The addition of online degrees has not only added additional teaching positions to the college – 30 were added already, with another 30 expected in the next few months – it will also help attract students from around the country to Daniel Webster’s programs and, potentially, to the campus itself, Diffily said.

“Our plan is for slow growth at a pace that won’t sap the resources of the college,” he said. “We want to build enrollment back to what it used to be.”

Focusing on developing the school’s engineering programs, what Diffily said he hopes to “hang the school’s hat on,” and ensuring graduating students have access to gainful employment will be a big part of bringing back out-of-state students.

The school already offers a few engineering programs, but he said he wants to add more and one day expand to a master’s degree or PhD engineering program.
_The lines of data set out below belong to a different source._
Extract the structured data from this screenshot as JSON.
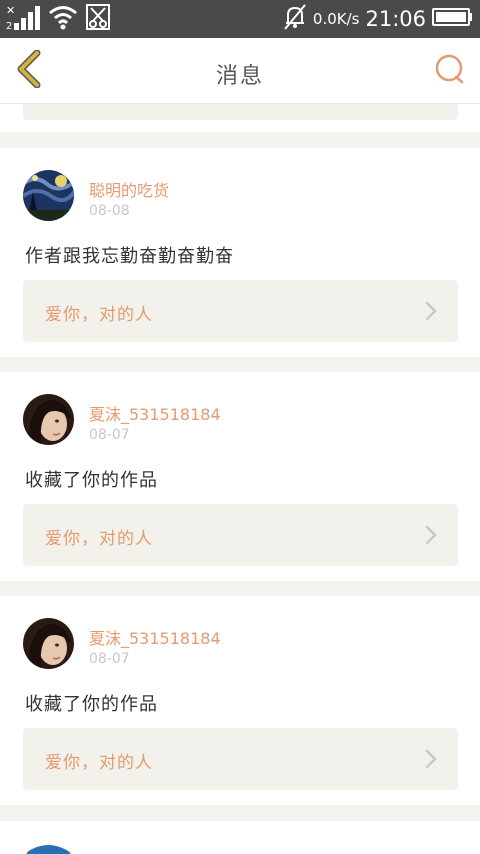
{
  "status_bar": {
    "network_speed": "0.0K/s",
    "time": "21:06",
    "icons": [
      "signal-icon",
      "wifi-icon",
      "scissors-icon",
      "mute-bell-icon",
      "battery-icon"
    ]
  },
  "header": {
    "title": "消息",
    "back_icon": "chevron-left-icon",
    "search_icon": "search-icon"
  },
  "colors": {
    "accent": "#e59a6f",
    "back_chevron": "#d6b13b",
    "background": "#f4f3ef",
    "card": "#ffffff",
    "ref_box": "#f2f1ec"
  },
  "messages": [
    {
      "username": "聪明的吃货",
      "date": "08-08",
      "text": "作者跟我忘勤奋勤奋勤奋",
      "ref_title": "爱你，对的人"
    },
    {
      "username": "夏沫_531518184",
      "date": "08-07",
      "text": "收藏了你的作品",
      "ref_title": "爱你，对的人"
    },
    {
      "username": "夏沫_531518184",
      "date": "08-07",
      "text": "收藏了你的作品",
      "ref_title": "爱你，对的人"
    }
  ]
}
These and other professionally oriented programs, Diffily said, will give students the employment they need to be able to pay off their student loans.

The issue of students’ ability to repay their loans has been discussed often in recent months among government officials.

Just this week, the U.S. Department of Education released data showing that for-profit institutions were among the worst in preparing their students for jobs that would allow them to repay debts.

The data ties into gainful employment regulations put in place by the Obama administration last year to crack down on career-training programs that can leave students with large debts and little earning potential.

But Diffily and Zeeman said Wednesday that Daniel Webster students have long had strong records of loan repayments and that the college’s for-profit status will not change that.

The maximum federal loan debt a student would leave the school with is about $30,000, Diffily said, and typically, only about 5 percent of Daniel Webster students default on their loans.

“Our programs are the type of programs that would lead to gainful employment,” he said. “We don’t want our students learning here without the ability for gainful employment.”

Diffily hopes the overall vision for the college will only help increase graduates’ ability to repay their debts and find sustainable employment.

It was Daniel Webster’s own ability to repay its $23 million debt with the help of ITT’s $35 million investment in the college that has allowed the institution to move forward and plan for the future.

And it’s a continued investment from the parent company that Diffily and Zeeman said will help keep Daniel Webster strong while public institutions struggle with funding.

Danielle Curtis can be reached at 594-6557 or Also follow Curtis on Twitter (Telegraph_DC).